Partnerships can help publishers ride information highway: CARF

While the information highway means magazines can expand their modes of delivery, there is not a lot of money to be made by publishers right now.The most attractive new media opportunities for publishers - floppy disk programs, cd-rom and CD-Interactive (cd-i),...

While the information highway means magazines can expand their modes of delivery, there is not a lot of money to be made by publishers right now.

The most attractive new media opportunities for publishers – floppy disk programs, cd-rom and CD-Interactive (cd-i), and on-line services – are still not profitable.

Maureen Cavan, vice-president, business development for Telemedia Publishing of Toronto, says partnerships could be the answer.

Cavan, speaking in Toronto recently at a seminar sponsored by the Canadian Advertising Research Foundation, pointed to a recent Telemedia partnership with KAO-Didak, the maker of kao floppy disks.

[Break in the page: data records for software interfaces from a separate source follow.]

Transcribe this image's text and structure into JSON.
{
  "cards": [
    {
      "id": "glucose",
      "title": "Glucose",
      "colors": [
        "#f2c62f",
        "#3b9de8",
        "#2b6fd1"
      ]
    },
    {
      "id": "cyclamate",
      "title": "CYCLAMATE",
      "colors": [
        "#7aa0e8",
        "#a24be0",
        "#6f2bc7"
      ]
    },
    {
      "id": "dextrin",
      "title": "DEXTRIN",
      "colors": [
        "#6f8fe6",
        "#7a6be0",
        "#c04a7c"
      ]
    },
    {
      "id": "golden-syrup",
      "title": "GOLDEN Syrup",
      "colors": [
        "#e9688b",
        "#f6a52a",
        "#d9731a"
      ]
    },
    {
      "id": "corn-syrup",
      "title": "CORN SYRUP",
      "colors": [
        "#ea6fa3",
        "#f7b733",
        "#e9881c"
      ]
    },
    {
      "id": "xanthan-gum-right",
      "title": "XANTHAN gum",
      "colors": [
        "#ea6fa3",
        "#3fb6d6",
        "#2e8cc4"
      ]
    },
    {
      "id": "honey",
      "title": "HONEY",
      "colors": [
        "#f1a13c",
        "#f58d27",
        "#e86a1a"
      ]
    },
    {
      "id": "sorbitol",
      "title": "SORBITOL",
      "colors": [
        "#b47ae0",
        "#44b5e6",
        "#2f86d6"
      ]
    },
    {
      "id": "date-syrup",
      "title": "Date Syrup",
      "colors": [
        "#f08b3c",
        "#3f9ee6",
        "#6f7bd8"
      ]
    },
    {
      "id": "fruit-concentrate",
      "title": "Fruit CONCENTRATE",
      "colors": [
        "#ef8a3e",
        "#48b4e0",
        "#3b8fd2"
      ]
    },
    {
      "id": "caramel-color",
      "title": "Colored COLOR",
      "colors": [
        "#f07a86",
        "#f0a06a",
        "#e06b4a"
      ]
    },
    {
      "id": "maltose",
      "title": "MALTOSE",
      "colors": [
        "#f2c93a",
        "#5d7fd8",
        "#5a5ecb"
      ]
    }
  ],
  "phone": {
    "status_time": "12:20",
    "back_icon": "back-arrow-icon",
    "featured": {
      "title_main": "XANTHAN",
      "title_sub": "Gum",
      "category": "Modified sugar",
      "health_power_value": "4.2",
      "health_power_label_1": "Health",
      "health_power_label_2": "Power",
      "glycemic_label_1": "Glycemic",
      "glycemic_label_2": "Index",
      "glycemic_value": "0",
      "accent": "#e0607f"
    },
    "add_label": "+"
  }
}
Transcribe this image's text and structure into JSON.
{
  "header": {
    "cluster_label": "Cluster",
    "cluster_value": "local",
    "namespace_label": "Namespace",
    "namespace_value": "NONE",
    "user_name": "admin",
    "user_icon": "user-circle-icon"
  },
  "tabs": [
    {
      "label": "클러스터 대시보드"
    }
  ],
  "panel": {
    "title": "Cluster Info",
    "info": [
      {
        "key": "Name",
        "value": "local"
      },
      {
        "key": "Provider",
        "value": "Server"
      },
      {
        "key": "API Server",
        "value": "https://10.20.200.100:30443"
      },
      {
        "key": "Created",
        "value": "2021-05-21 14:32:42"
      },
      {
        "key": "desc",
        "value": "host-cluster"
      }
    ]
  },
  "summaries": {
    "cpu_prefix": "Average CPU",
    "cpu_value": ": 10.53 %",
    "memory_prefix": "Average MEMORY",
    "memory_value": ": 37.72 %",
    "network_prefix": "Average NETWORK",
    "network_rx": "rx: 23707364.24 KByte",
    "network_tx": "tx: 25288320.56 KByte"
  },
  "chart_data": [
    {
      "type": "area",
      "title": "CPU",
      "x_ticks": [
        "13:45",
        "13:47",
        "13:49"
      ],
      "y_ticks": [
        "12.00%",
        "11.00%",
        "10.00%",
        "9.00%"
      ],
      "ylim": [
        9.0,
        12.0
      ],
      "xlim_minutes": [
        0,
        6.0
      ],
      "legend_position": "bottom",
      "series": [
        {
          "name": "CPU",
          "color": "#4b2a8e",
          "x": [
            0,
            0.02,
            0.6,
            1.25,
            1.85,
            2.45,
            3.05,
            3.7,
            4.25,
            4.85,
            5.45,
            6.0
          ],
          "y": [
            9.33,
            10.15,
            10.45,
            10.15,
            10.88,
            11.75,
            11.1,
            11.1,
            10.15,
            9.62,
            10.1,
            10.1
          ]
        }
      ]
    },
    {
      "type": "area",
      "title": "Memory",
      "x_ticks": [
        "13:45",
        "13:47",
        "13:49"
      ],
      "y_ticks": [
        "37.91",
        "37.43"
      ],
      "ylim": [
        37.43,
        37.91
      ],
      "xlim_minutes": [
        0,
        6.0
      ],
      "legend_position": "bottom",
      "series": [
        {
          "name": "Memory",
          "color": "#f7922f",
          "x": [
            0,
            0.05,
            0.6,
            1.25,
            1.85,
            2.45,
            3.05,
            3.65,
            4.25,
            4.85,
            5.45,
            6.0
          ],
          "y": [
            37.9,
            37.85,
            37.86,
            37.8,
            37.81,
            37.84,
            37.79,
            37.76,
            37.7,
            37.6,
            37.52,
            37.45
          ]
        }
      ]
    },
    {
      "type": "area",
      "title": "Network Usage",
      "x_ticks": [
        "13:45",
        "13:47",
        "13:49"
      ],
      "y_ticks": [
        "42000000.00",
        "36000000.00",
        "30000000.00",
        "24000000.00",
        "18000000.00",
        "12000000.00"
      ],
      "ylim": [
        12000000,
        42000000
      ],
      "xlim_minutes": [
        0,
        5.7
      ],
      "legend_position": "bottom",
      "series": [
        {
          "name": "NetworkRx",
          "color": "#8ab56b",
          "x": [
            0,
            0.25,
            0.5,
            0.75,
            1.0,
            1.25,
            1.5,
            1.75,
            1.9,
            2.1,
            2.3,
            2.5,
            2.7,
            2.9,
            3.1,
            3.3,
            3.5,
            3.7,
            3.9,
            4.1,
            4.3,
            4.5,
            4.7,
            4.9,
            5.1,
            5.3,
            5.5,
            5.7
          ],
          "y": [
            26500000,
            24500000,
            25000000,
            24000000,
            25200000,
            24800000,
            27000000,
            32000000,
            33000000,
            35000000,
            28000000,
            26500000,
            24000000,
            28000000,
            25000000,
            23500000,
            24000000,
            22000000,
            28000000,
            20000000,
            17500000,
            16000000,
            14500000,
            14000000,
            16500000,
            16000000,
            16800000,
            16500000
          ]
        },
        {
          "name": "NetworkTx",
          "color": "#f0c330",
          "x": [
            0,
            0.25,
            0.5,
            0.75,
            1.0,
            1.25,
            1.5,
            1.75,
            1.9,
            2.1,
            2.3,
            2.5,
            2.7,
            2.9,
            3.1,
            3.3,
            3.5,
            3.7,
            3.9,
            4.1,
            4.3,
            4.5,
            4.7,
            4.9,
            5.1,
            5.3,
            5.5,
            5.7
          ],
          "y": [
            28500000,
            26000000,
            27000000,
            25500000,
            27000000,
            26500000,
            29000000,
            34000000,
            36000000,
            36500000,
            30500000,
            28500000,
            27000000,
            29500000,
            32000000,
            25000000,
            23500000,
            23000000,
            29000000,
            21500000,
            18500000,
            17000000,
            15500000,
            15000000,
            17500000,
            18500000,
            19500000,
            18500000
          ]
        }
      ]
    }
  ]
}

Telemedia’s Canadian Living magazine distributed 25,000 demo disks of Canadian Living Cooks, recipe management software, along with a questionnaire in kao disk boxes, 80% of which are bought by women.

2,000 responses

The company got 2,000 responses, and, because it was too expensive to go to market alone, formed another marketing partnership with a small software company called Foodware.

Today, seven Canadian Living cookbooks-on-disk are now offered individually or as part of the cookbook collection on the Foodware program.

Cavan says while some u.s. publications such as Time, Business Week and Better Homes & Gardens are putting back issues or annual issues on compact disk, production of a good cd-rom product takes about 18 months to develop and a minimum of $250,000 to produce.

While online services could be one of the largest industries of the future, at present, there is still little advertising opportunity.

Advertising will be needed for such a venture to be profitable because, as Cavan points out, using the u.s. as an example, magazine royalties from online services are about 15% of the consumer rate.

On average, the usage fee is $3.50 an hour, netting the publisher $0.525 per hour for each user.

Revenue rate

That translates to 33,000 user hours per issue for a magazine to recoup revenue of $17,325.

Cavan does not expect full introduction of the information highway for a couple of decades, 2007 at the earliest, nor the demise of the publishing industry.

‘If we’ve learned anything from the communications history of the 20th century, it’s that new media does not kill old media, and that consumers have been taught to expect `free’ or low-cost access to in-home media that has had the real bills paid by advertisers,’ she said. PS